Records drawn from a dataset.
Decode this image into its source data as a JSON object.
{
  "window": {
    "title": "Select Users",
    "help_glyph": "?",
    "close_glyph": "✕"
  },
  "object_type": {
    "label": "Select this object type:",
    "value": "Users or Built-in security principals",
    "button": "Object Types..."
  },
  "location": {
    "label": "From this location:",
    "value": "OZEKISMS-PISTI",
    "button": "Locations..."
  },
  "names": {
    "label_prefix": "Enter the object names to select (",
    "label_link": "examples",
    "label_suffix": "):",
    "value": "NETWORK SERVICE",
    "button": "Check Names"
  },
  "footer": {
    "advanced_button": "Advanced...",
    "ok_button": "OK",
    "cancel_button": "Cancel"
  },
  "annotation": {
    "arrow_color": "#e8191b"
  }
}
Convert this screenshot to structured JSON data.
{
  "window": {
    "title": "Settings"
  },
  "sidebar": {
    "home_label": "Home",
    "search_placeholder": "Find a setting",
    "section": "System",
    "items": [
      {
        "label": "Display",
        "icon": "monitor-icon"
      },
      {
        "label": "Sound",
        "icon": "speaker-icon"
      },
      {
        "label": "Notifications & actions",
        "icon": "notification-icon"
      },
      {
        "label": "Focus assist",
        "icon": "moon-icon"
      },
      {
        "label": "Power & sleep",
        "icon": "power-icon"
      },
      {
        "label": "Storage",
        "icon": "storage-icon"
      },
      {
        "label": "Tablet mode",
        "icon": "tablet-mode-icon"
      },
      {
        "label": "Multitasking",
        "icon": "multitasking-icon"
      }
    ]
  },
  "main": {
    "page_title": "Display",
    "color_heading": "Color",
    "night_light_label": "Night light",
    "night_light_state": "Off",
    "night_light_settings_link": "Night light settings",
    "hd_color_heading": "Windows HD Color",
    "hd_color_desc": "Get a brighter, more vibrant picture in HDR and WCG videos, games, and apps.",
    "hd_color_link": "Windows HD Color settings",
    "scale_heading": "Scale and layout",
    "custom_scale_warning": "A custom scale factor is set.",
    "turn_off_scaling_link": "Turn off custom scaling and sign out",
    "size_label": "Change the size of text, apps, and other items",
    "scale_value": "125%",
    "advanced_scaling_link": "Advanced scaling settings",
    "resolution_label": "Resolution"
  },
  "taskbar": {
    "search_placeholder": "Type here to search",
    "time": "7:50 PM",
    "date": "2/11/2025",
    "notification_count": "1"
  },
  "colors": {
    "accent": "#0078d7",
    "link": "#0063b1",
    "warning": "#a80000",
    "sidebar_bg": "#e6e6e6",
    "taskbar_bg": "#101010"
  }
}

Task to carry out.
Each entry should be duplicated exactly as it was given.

Completed task.
Decode this image into its source data as a JSON object.
{
  "window": {
    "title": "Select Users",
    "help_glyph": "?",
    "close_glyph": "✕"
  },
  "object_type": {
    "label": "Select this object type:",
    "value": "Users or Built-in security principals",
    "button": "Object Types..."
  },
  "location": {
    "label": "From this location:",
    "value": "OZEKISMS-PISTI",
    "button": "Locations..."
  },
  "names": {
    "label_prefix": "Enter the object names to select (",
    "label_link": "examples",
    "label_suffix": "):",
    "value": "NETWORK SERVICE",
    "button": "Check Names"
  },
  "footer": {
    "advanced_button": "Advanced...",
    "ok_button": "OK",
    "cancel_button": "Cancel"
  },
  "annotation": {
    "arrow_color": "#e8191b"
  }
}
Convert this screenshot to structured JSON data.
{
  "window": {
    "title": "Settings"
  },
  "sidebar": {
    "home_label": "Home",
    "search_placeholder": "Find a setting",
    "section": "System",
    "items": [
      {
        "label": "Display",
        "icon": "monitor-icon"
      },
      {
        "label": "Sound",
        "icon": "speaker-icon"
      },
      {
        "label": "Notifications & actions",
        "icon": "notification-icon"
      },
      {
        "label": "Focus assist",
        "icon": "moon-icon"
      },
      {
        "label": "Power & sleep",
        "icon": "power-icon"
      },
      {
        "label": "Storage",
        "icon": "storage-icon"
      },
      {
        "label": "Tablet mode",
        "icon": "tablet-mode-icon"
      },
      {
        "label": "Multitasking",
        "icon": "multitasking-icon"
      }
    ]
  },
  "main": {
    "page_title": "Display",
    "color_heading": "Color",
    "night_light_label": "Night light",
    "night_light_state": "Off",
    "night_light_settings_link": "Night light settings",
    "hd_color_heading": "Windows HD Color",
    "hd_color_desc": "Get a brighter, more vibrant picture in HDR and WCG videos, games, and apps.",
    "hd_color_link": "Windows HD Color settings",
    "scale_heading": "Scale and layout",
    "custom_scale_warning": "A custom scale factor is set.",
    "turn_off_scaling_link": "Turn off custom scaling and sign out",
    "size_label": "Change the size of text, apps, and other items",
    "scale_value": "125%",
    "advanced_scaling_link": "Advanced scaling settings",
    "resolution_label": "Resolution"
  },
  "taskbar": {
    "search_placeholder": "Type here to search",
    "time": "7:50 PM",
    "date": "2/11/2025",
    "notification_count": "1"
  },
  "colors": {
    "accent": "#0078d7",
    "link": "#0063b1",
    "warning": "#a80000",
    "sidebar_bg": "#e6e6e6",
    "taskbar_bg": "#101010"
  }
}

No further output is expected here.